Chapter 2: What would help your nonprofit raise more money this year? A stronger fundraising and development committee.
The results of my survey are in, and the schedule is set for a year of articles focused on what would help your nonprofit raise more money in 2017. This month, I will focus on how to build a stronger fundraising and development committee.
You may remember a series I wrote a couple of years ago on my experience as the chair of a development committee (and if not you can read it by clicking here). I didn’t speak to the challenges of strengthening the committee, but looking back, I should I have. I was like other development volunteers that lead a committee, I sometimes found it easier to do it myself and then was surprised when people didn’t feel like it was a “real” committee. What would I have done differently? What can you do?
- When encouraging fellow board members to join the fundraising and development committee clearly explain that asking others for a donation is part of the committee, but helping do the work to get to that point is equally important if it allows the solicitor to do more asks.Working with volunteers has its challenges and time constraints–jobs, family life, hobbies, and other board commitments all compete. You can divide the work of prospect research, prioritizing prospects for the year, collecting relevant information on each prospect, the solicitation, and stewardship. The solicitor will still have to make the calls, find a time and place, have the meeting and make the ask, but that is just one piece of the development committee’s work.
- Follow through by asking each member of the fundraising and development committee to participate on a regular basis. If you stop asking for help, each member will spend their time elsewhere and be too busy by the time you get around to calling them.At the next meeting ask everyone to list what they have done for the committee in the past (if anything), what they hope to work on, and what they would like to avoid. Then, strategize to use each person effectively. If one person doesn’t like to come to meetings but will do research from home, he/she can still be valuable to the committee.
- Hold regular meetings. It will ensure that everyone knows they are still on the committee, that they have a responsibility to do their work by a deadline, and that the chair is not taking the work on by themselves.
- Have clearly defined goals that are achievable. That means choosing whether you are going to focus on new donors, donor retention, increased giving from current donors, events, etc… Don’t try to do it all so that you won’t lose focus and fail at most of it.
- Stay optimistic. Donors and committee members both respond to optimism. If you don’t feel it, fake it until you make it.
The good thing about committees is that every year is a new opportunity to be stronger and better. Make 2017 the start that you were looking for.

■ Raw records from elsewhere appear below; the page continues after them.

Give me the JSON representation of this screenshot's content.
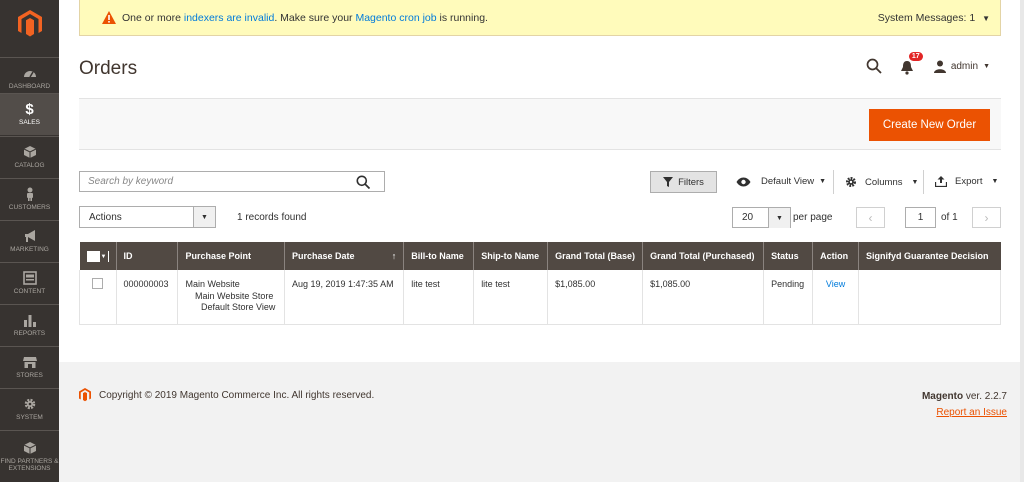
{
  "sidebar": {
    "items": [
      {
        "label": "Dashboard",
        "icon": "speedometer-icon"
      },
      {
        "label": "$",
        "label2": "Sales",
        "icon": "dollar-icon"
      },
      {
        "label": "Catalog",
        "icon": "cube-icon"
      },
      {
        "label": "Customers",
        "icon": "person-icon"
      },
      {
        "label": "Marketing",
        "icon": "megaphone-icon"
      },
      {
        "label": "Content",
        "icon": "layout-icon"
      },
      {
        "label": "Reports",
        "icon": "bar-chart-icon"
      },
      {
        "label": "Stores",
        "icon": "storefront-icon"
      },
      {
        "label": "System",
        "icon": "gear-icon"
      },
      {
        "label": "Find Partners & Extensions",
        "icon": "box-icon"
      }
    ]
  },
  "message": {
    "prefix": "One or more ",
    "link1": "indexers are invalid",
    "middle": ". Make sure your ",
    "link2": "Magento cron job",
    "suffix": " is running.",
    "system": "System Messages: 1"
  },
  "page": {
    "title": "Orders"
  },
  "header": {
    "notifications": "17",
    "user": "admin"
  },
  "actionbar": {
    "create": "Create New Order"
  },
  "toolbar": {
    "search_placeholder": "Search by keyword",
    "filters": "Filters",
    "view": "Default View",
    "columns": "Columns",
    "export": "Export",
    "actions": "Actions",
    "records": "1 records found",
    "per_page_value": "20",
    "per_page_label": "per page",
    "page": "1",
    "of": "of 1"
  },
  "grid": {
    "columns": [
      "ID",
      "Purchase Point",
      "Purchase Date",
      "Bill-to Name",
      "Ship-to Name",
      "Grand Total (Base)",
      "Grand Total (Purchased)",
      "Status",
      "Action",
      "Signifyd Guarantee Decision"
    ],
    "sort_indicator": "↑",
    "rows": [
      {
        "id": "000000003",
        "point1": "Main Website",
        "point2": "Main Website Store",
        "point3": "Default Store View",
        "date": "Aug 19, 2019 1:47:35 AM",
        "bill": "lite test",
        "ship": "lite test",
        "total_base": "$1,085.00",
        "total_purchased": "$1,085.00",
        "status": "Pending",
        "action": "View",
        "signifyd": ""
      }
    ]
  },
  "footer": {
    "copyright": "Copyright © 2019 Magento Commerce Inc. All rights reserved.",
    "brand": "Magento",
    "version": " ver. 2.2.7",
    "report": "Report an Issue"
  },
  "colors": {
    "accent": "#eb5202",
    "sidebar": "#373330",
    "header": "#514943",
    "link": "#007bdb"
  }
}
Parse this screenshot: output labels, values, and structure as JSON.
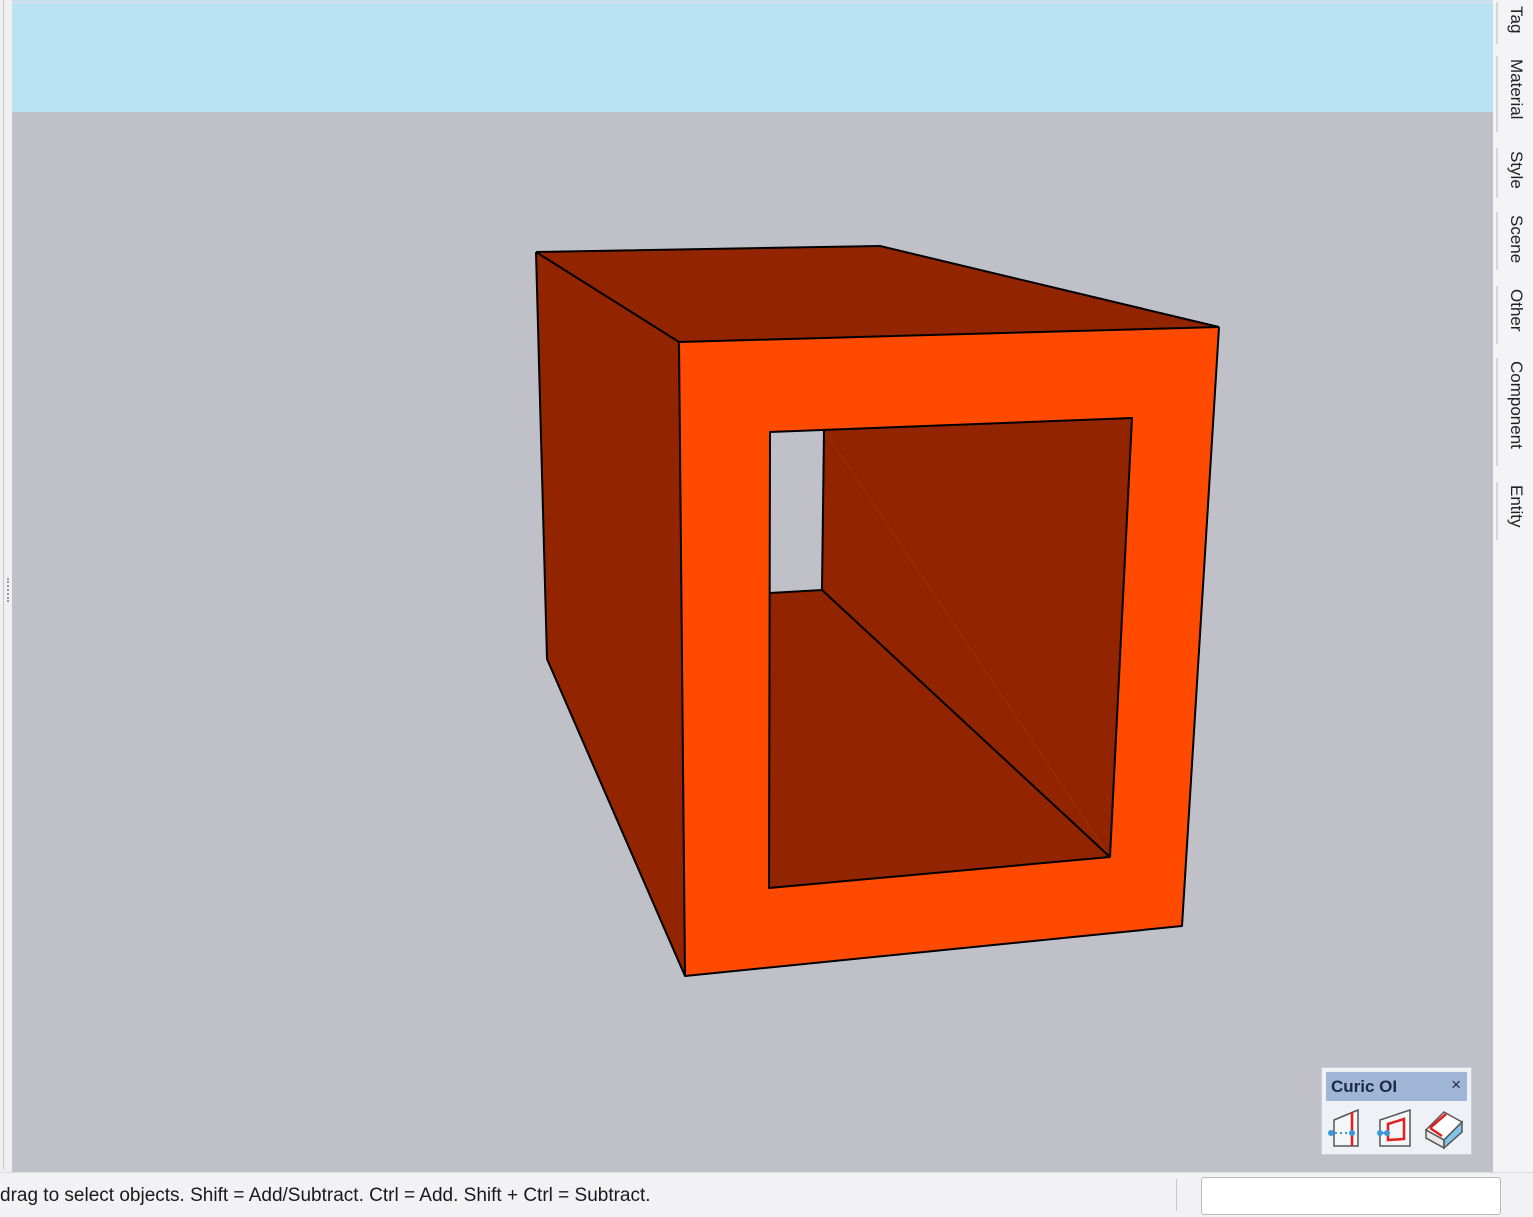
{
  "colors": {
    "sky": "#b9e2f2",
    "ground": "#c0c0c8",
    "front_face": "#ff4a00",
    "side_face": "#922400",
    "edge": "#000000"
  },
  "tray": {
    "tabs": [
      {
        "label": "Tag"
      },
      {
        "label": "Material"
      },
      {
        "label": "Style"
      },
      {
        "label": "Scene"
      },
      {
        "label": "Other"
      },
      {
        "label": "Component"
      },
      {
        "label": "Entity"
      }
    ]
  },
  "curic_toolbar": {
    "title": "Curic OI",
    "close_glyph": "×",
    "tools": [
      {
        "icon": "offset-edge-icon"
      },
      {
        "icon": "offset-face-icon"
      },
      {
        "icon": "offset-solid-icon"
      }
    ]
  },
  "status_bar": {
    "hint": "drag to select objects. Shift = Add/Subtract. Ctrl = Add. Shift + Ctrl = Subtract.",
    "measurements_value": ""
  }
}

Read Chapter 1: How do you improve your solicitation, acknowledgement, and stewardship systems?
Read how this series started by clicking here
Read Chapter 3: Additional Staff Support